“Very few of us are who we seem.”
“Evil is not something superhuman, it’s something less than human.”
“These little grey cells. It is up to them.”
Author alert: Agatha Christie is the bestselling novelist of all time. Most widely known for her 66 detective novels and 14 short-story collections, her books have sold a billion copies in 445 languages. She’s been outsold only by the Bible and Shakespeare.
A new TV adaptation of And Then There Were None, a novel published in 1939, has just been released. The book sold 100 million copies and has inspired four films over the years. This isn’t unusual for Christie. In fact, a remake of Murder on the Orient Express is also in the works. All this led me to troll around a bit to learn more about her.
Christie’s described on her official web site as “a writer, traveler, playwright, wife, mother, surfer” — she led quite a life, it seems, which is captured in a newly released autobiography that sounds fascinating. In it, she says: “Plots come to me at such odd moments, when I am walking along the street, or examining a hat shop…suddenly a
splendid idea comes into my mind.”
Her second book, The Secret Adversary was sparked by a chance encounter: “Two people were talking at a table nearby, discussing somebody called Jane Fish… That, I thought, would make a good beginning to a story — a name overheard at a tea shop — an unusual name, so that whoever heard it remembered it. A name like Jane Fish,

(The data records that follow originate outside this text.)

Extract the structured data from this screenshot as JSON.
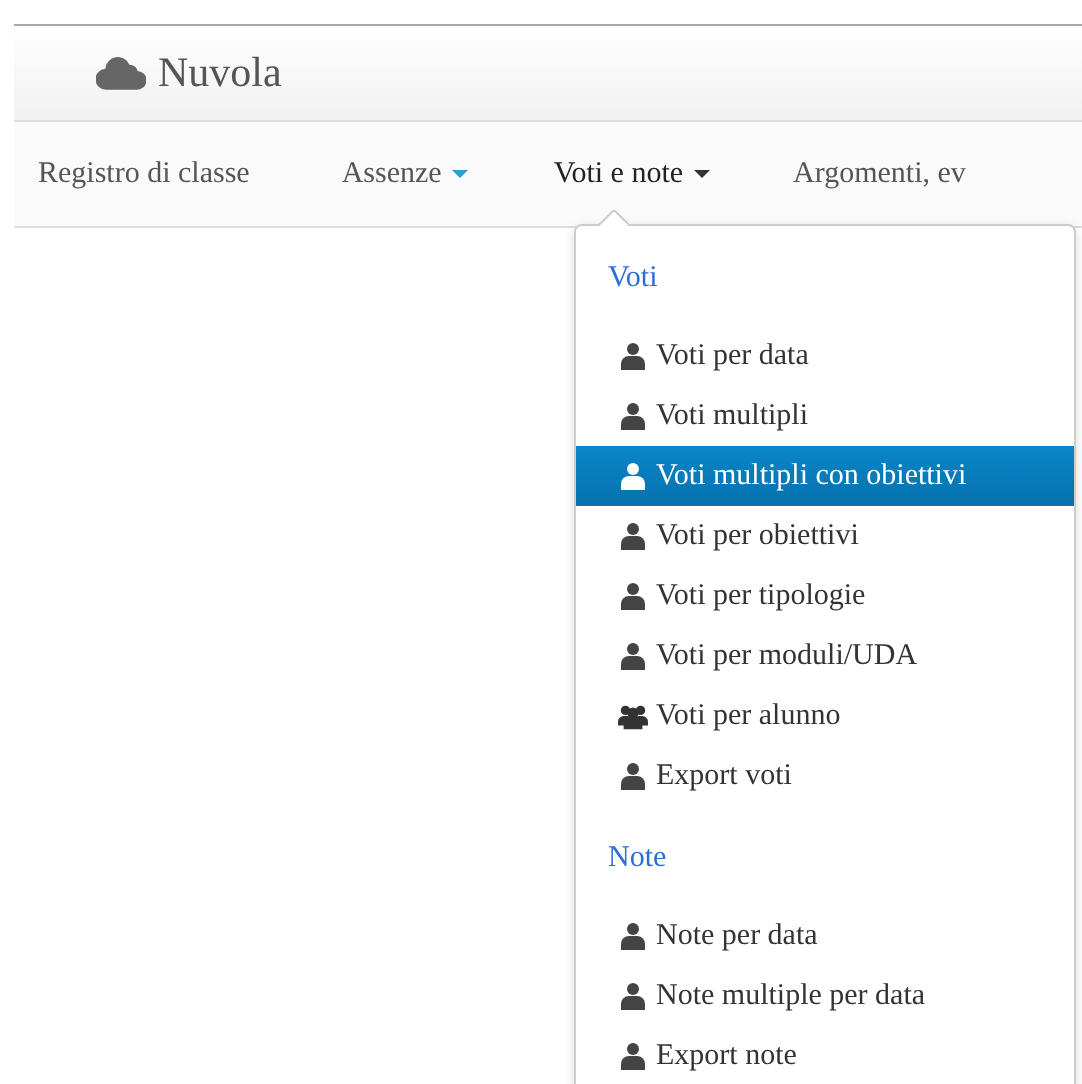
{
  "brand": {
    "title": "Nuvola"
  },
  "nav": [
    {
      "label": "Registro di classe",
      "dropdown": false,
      "selected": false
    },
    {
      "label": "Assenze",
      "dropdown": true,
      "selected": false
    },
    {
      "label": "Voti e note",
      "dropdown": true,
      "selected": true
    },
    {
      "label": "Argomenti, ev",
      "dropdown": false,
      "selected": false
    }
  ],
  "menu": {
    "sections": [
      {
        "header": "Voti",
        "items": [
          {
            "label": "Voti per data",
            "kind": "user",
            "selected": false
          },
          {
            "label": "Voti multipli",
            "kind": "user",
            "selected": false
          },
          {
            "label": "Voti multipli con obiettivi",
            "kind": "user",
            "selected": true
          },
          {
            "label": "Voti per obiettivi",
            "kind": "user",
            "selected": false
          },
          {
            "label": "Voti per tipologie",
            "kind": "user",
            "selected": false
          },
          {
            "label": "Voti per moduli/UDA",
            "kind": "user",
            "selected": false
          },
          {
            "label": "Voti per alunno",
            "kind": "group",
            "selected": false
          },
          {
            "label": "Export voti",
            "kind": "user",
            "selected": false
          }
        ]
      },
      {
        "header": "Note",
        "items": [
          {
            "label": "Note per data",
            "kind": "user",
            "selected": false
          },
          {
            "label": "Note multiple per data",
            "kind": "user",
            "selected": false
          },
          {
            "label": "Export note",
            "kind": "user",
            "selected": false
          }
        ]
      }
    ]
  }
}
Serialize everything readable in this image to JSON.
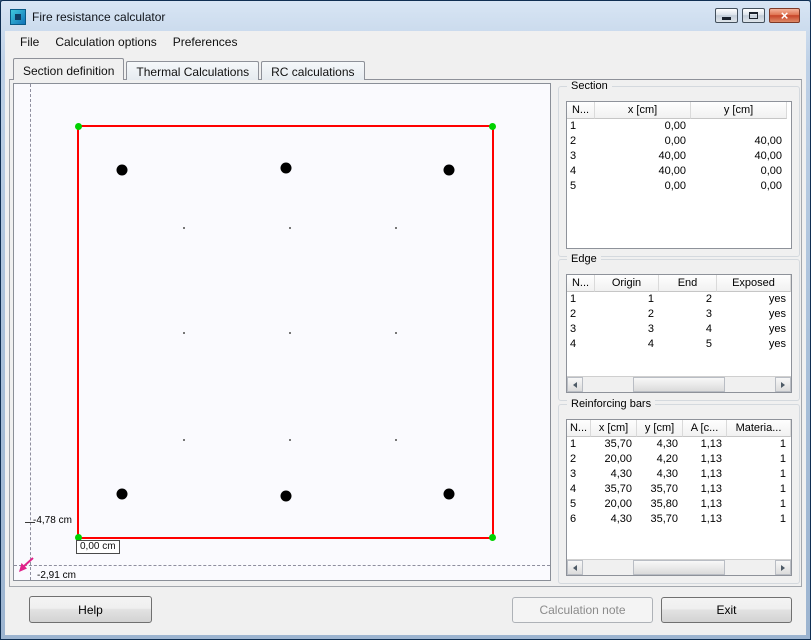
{
  "window": {
    "title": "Fire resistance calculator",
    "close_glyph": "×"
  },
  "menu": {
    "items": [
      "File",
      "Calculation options",
      "Preferences"
    ]
  },
  "tabs": [
    {
      "label": "Section definition"
    },
    {
      "label": "Thermal Calculations"
    },
    {
      "label": "RC calculations"
    }
  ],
  "canvas": {
    "section_size_cm": 40,
    "labels": {
      "axis_left": "-4,78 cm",
      "origin": "0,00 cm",
      "cursor": "-2,91 cm"
    },
    "colors": {
      "outline": "#ff0000",
      "vertex_handle": "#00d200",
      "rebar": "#000000",
      "cursor_arrow": "#e0218a"
    }
  },
  "section_group": {
    "legend": "Section",
    "headers": [
      "N...",
      "x [cm]",
      "y [cm]"
    ],
    "rows": [
      [
        "1",
        "0,00",
        ""
      ],
      [
        "2",
        "0,00",
        "40,00"
      ],
      [
        "3",
        "40,00",
        "40,00"
      ],
      [
        "4",
        "40,00",
        "0,00"
      ],
      [
        "5",
        "0,00",
        "0,00"
      ]
    ]
  },
  "edge_group": {
    "legend": "Edge",
    "headers": [
      "N...",
      "Origin",
      "End",
      "Exposed"
    ],
    "rows": [
      [
        "1",
        "1",
        "2",
        "yes"
      ],
      [
        "2",
        "2",
        "3",
        "yes"
      ],
      [
        "3",
        "3",
        "4",
        "yes"
      ],
      [
        "4",
        "4",
        "5",
        "yes"
      ]
    ]
  },
  "rebar_group": {
    "legend": "Reinforcing bars",
    "headers": [
      "N...",
      "x [cm]",
      "y [cm]",
      "A [c...",
      "Materia..."
    ],
    "rows": [
      [
        "1",
        "35,70",
        "4,30",
        "1,13",
        "1"
      ],
      [
        "2",
        "20,00",
        "4,20",
        "1,13",
        "1"
      ],
      [
        "3",
        "4,30",
        "4,30",
        "1,13",
        "1"
      ],
      [
        "4",
        "35,70",
        "35,70",
        "1,13",
        "1"
      ],
      [
        "5",
        "20,00",
        "35,80",
        "1,13",
        "1"
      ],
      [
        "6",
        "4,30",
        "35,70",
        "1,13",
        "1"
      ]
    ]
  },
  "footer": {
    "help": "Help",
    "calculation_note": "Calculation note",
    "exit": "Exit"
  }
}
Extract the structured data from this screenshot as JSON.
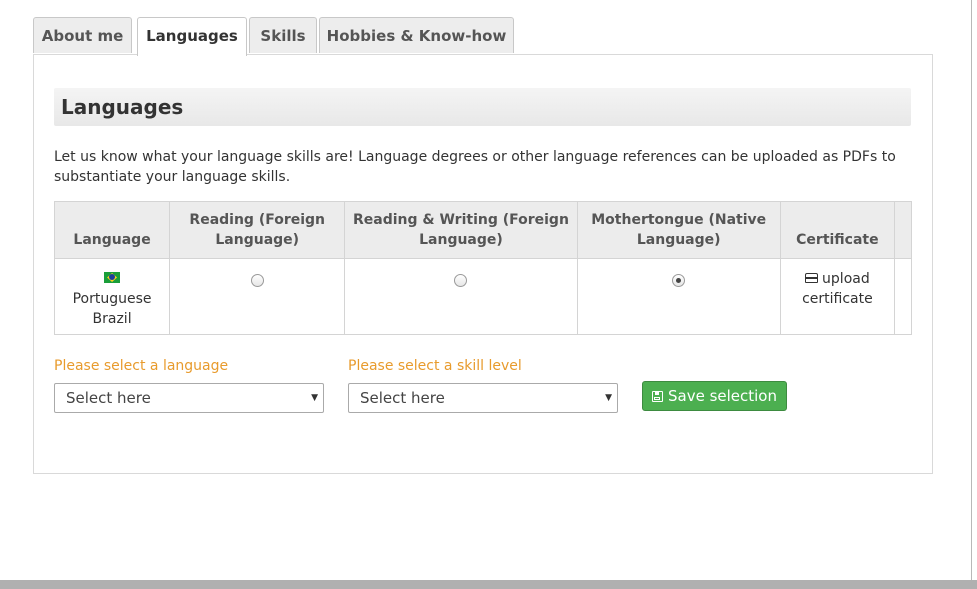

or perhaps Jane Finn would be even better.”
Agatha turned her ideas into novels by jotting down tons of notes in dozens of notebooks, just throwing down on their pages “erratic ideas and potential plots and characters” as they came to her: “I usually have about half a dozen (notebooks) on hand and I used to make notes in them of ideas that struck me, or about some poison or drug, or a clever little bit of swindling that I had read about in the paper.”
She spent most of her time working out the plot details and clues in her head or in her notebooks, before she started writing a book down. Her son-in-law Anthony Hicks once said: “You never saw her writing,” she never “shut herself away, like other writers do.” It took her a few months to write a story and a month or so to revise. She’d write it down in long hand, have it typed up, and then make her corrections.
No fancy writing process or digital apps here: Just plain old notebooks, pens and pencils, a typewriter, and little grey cells firing. Something to ponder as we write on!